The idea was that we needed to help create these sources, that the information was not recorded in the documentary record, that many of these activists were getting up there in age and that if we wanted to be able to tell a true story of the African American and Mexican American liberation struggles in Texas, we needed to go and interview them and get their ideas out of their heads and onto tape and into paper.
And so we threw around the idea of writing a grant so that we could connect these interviews statewide. And on our second try, we got the grant and we were able to hire a whole bunch of graduate students to help us go out and do these interviews all over the state.
Part of the reason this project came about is because of the lack of scholarly research on the civil rights movement in Texas, particularly outside the cities. Can you tell us more about that?
Todd Moye: So many of the newspapers around the state did not cover civil rights protest when it was happening in the 1960s and 1970s, especially, so the documentary record is somewhat lacking. But the knowledge of these struggles exists in communities, and the way to document it is through oral histories. So we really hoped that by creating this big archive that the grant enabled us to create, that we would help start more scholarship on that.

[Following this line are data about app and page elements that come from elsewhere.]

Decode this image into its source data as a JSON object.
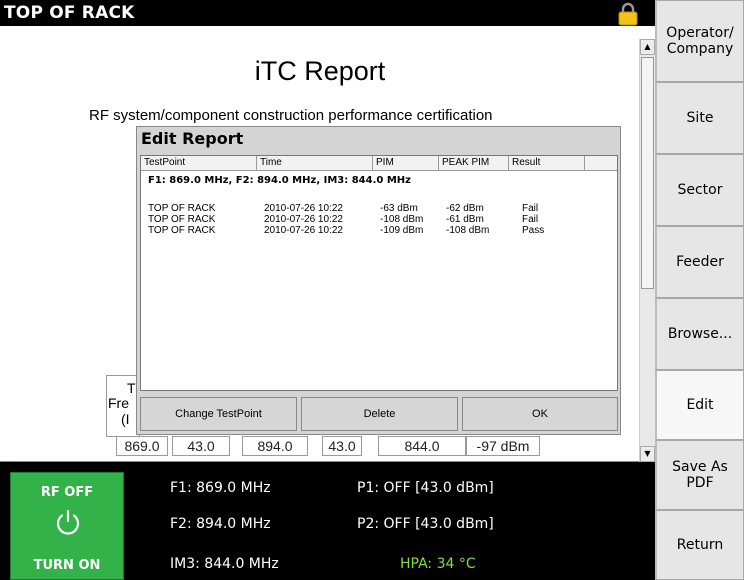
{
  "window": {
    "title": "TOP OF RACK"
  },
  "report": {
    "title": "iTC Report",
    "subtitle": "RF system/component construction performance certification"
  },
  "summary_fragments": {
    "line1": "T",
    "line2": "Fre",
    "line3": "(I"
  },
  "summary_values": [
    "869.0",
    "43.0",
    "894.0",
    "43.0",
    "844.0",
    "-97 dBm"
  ],
  "dialog": {
    "title": "Edit Report",
    "columns": [
      "TestPoint",
      "Time",
      "PIM",
      "PEAK PIM",
      "Result"
    ],
    "freq_line": "F1: 869.0 MHz, F2: 894.0 MHz, IM3: 844.0 MHz",
    "rows": [
      {
        "testpoint": "TOP OF RACK",
        "time": "2010-07-26 10:22",
        "pim": "-63 dBm",
        "peak": "-62 dBm",
        "result": "Fail"
      },
      {
        "testpoint": "TOP OF RACK",
        "time": "2010-07-26 10:22",
        "pim": "-108 dBm",
        "peak": "-61 dBm",
        "result": "Fail"
      },
      {
        "testpoint": "TOP OF RACK",
        "time": "2010-07-26 10:22",
        "pim": "-109 dBm",
        "peak": "-108 dBm",
        "result": "Pass"
      }
    ],
    "buttons": {
      "change": "Change TestPoint",
      "delete": "Delete",
      "ok": "OK"
    }
  },
  "softkeys": [
    "Operator/ Company",
    "Site",
    "Sector",
    "Feeder",
    "Browse...",
    "Edit",
    "Save As PDF",
    "Return"
  ],
  "status": {
    "rf_state": "RF OFF",
    "rf_action": "TURN ON",
    "f1": "F1: 869.0 MHz",
    "f2": "F2: 894.0 MHz",
    "im3": "IM3: 844.0 MHz",
    "p1": "P1: OFF [43.0 dBm]",
    "p2": "P2: OFF [43.0 dBm]",
    "hpa": "HPA: 34 °C"
  },
  "colors": {
    "rf_button": "#33b24a",
    "hpa_text": "#7fe043",
    "lock_icon": "#f2c21b"
  },
  "icons": [
    "lock-icon",
    "power-icon",
    "scroll-up-icon",
    "scroll-down-icon"
  ]
}
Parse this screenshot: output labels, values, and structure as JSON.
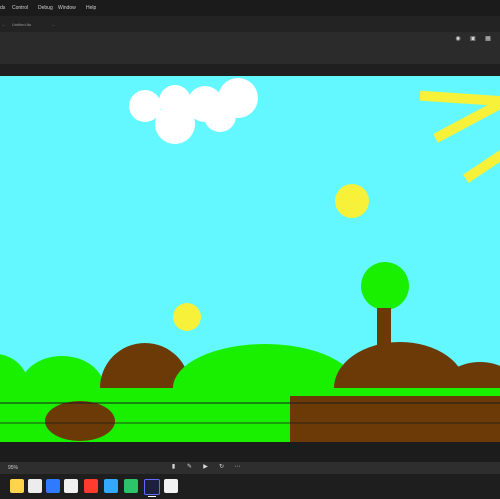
{
  "menu": {
    "items": [
      "ds",
      "Control",
      "Debug",
      "Window",
      "Help"
    ]
  },
  "tabs": {
    "items": [
      "...",
      "Untitled.fla",
      "..."
    ]
  },
  "controls": {
    "zoom": "95%"
  },
  "colors": {
    "sky": "#63f7ff",
    "grass": "#19f000",
    "soil": "#6c3a06",
    "sun": "#f7f13a",
    "cloud": "#ffffff",
    "ui_dark": "#1b1b1b"
  },
  "icons": {
    "toolbar": [
      "snapshot-icon",
      "layers-icon",
      "grid-icon"
    ],
    "controls": [
      "frame-icon",
      "edit-icon",
      "play-icon",
      "loop-icon",
      "more-icon"
    ],
    "taskbar": [
      "windows-icon",
      "search-icon",
      "edge-icon",
      "files-icon",
      "chrome-icon",
      "store-icon",
      "photoshop-icon",
      "animate-icon",
      "notes-icon"
    ]
  }
}
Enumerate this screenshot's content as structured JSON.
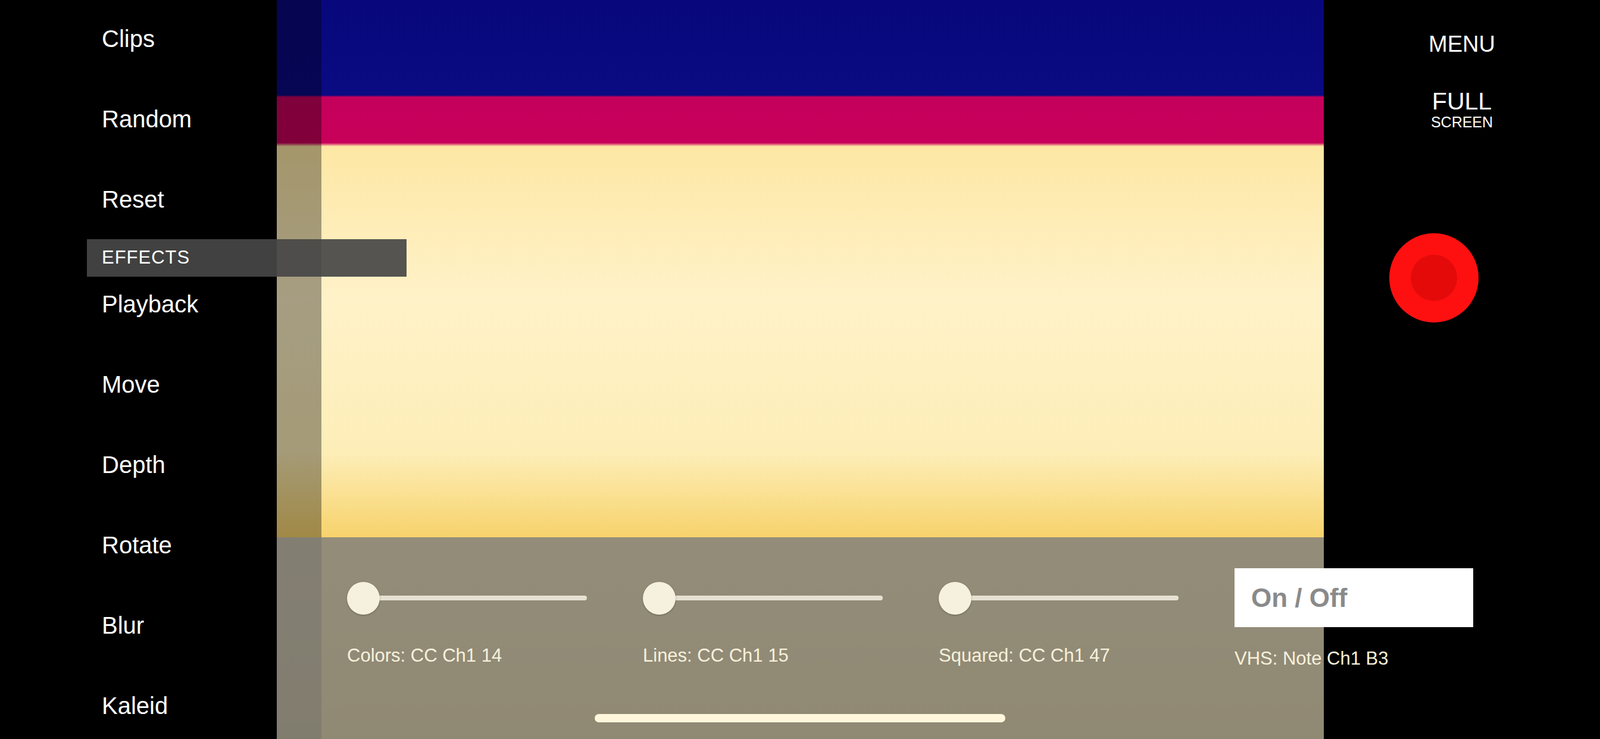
{
  "sidebar": {
    "items": [
      {
        "label": "Clips",
        "kind": "item"
      },
      {
        "label": "Random",
        "kind": "item"
      },
      {
        "label": "Reset",
        "kind": "item"
      },
      {
        "label": "EFFECTS",
        "kind": "header"
      },
      {
        "label": "Playback",
        "kind": "item"
      },
      {
        "label": "Move",
        "kind": "item"
      },
      {
        "label": "Depth",
        "kind": "item"
      },
      {
        "label": "Rotate",
        "kind": "item"
      },
      {
        "label": "Blur",
        "kind": "item"
      },
      {
        "label": "Kaleid",
        "kind": "item"
      }
    ]
  },
  "top_right": {
    "menu": "MENU",
    "fullscreen": {
      "line1": "FULL",
      "line2": "SCREEN"
    }
  },
  "controls": [
    {
      "kind": "slider",
      "label": "Colors: CC Ch1 14",
      "level": 0
    },
    {
      "kind": "slider",
      "label": "Lines: CC Ch1 15",
      "level": 0
    },
    {
      "kind": "slider",
      "label": "Squared: CC Ch1 47",
      "level": 0
    },
    {
      "kind": "toggle",
      "button": "On / Off",
      "label": "VHS: Note Ch1 B3"
    }
  ]
}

And it's been really useful so far for other scholars.
We know of grad students who are using these interviews in their dissertations. We know of journalists who are using it around the state. We know of K-12 teachers who are able to pull in information about local activists for their own teaching. And we, of course, wanted to capitalize on this by having the grad students who had done the interviews around the state and had become experts on these communities to get down on paper what they had learned. And so that was the genesis for the book.